Ronald Gerald Wayne, who founded Apple Computer with Steve Jobs and Steve Wozniak and sold his 10 percent share in the company just after 12 days, revealed the reason for his withdrawal from the Cupertino-based technology leader.
In an interview with Bloomberg Television this week, Ron Wayne said his role was that of a 'tie-breaker' between two Steves (Jobs and Wozniak).
Had Wayne been holding the shares, which he sold for just $800 in 1976 and got additional $1,500 later that year in exchange for forfeiting any claims in the company, he would have got more than $35 billion for the stake today.
Wayne further said his bad experience in entrepreneurship, when he started a slot machine company that failed, led to his decision to leave Apple. He said he doesn't regret his decision because of the risk involved in Apple at that stage.
I also realized the fact that I was standing in the shadow of a couple of really brilliant guys here the level of my creativity couldn't possibly match theirs. As I said, I would have wound up doing rather mundane work, Wayne said.
Another co-founder of the company, Steve Wozniak, backed Wayne's decision saying: I figured it was because we were getting parts on credit, building the computers with no money, and selling them for cash to pay off the credit. If anything fell through in that plan Steve Jobs had no savings account or money or friends or relatives with money, and neither did I, so our adult supervision, Ron, might be on the hook for the money.
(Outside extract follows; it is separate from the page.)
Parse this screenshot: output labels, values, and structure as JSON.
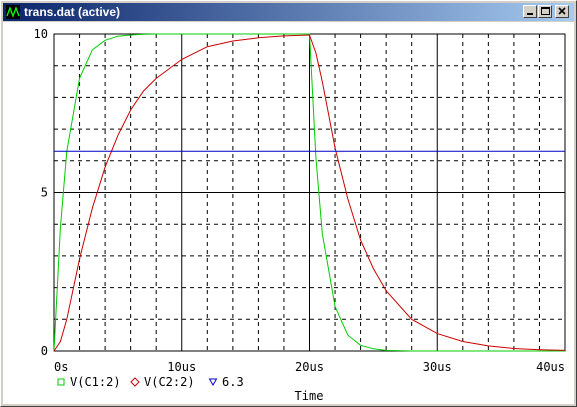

I thought that might have scared him off that he was taking a majority of the risk and he only got 10 percent.
Watch the video to see what Wayne and Wozniak say about Apple's early days and of course about Steve Jobs.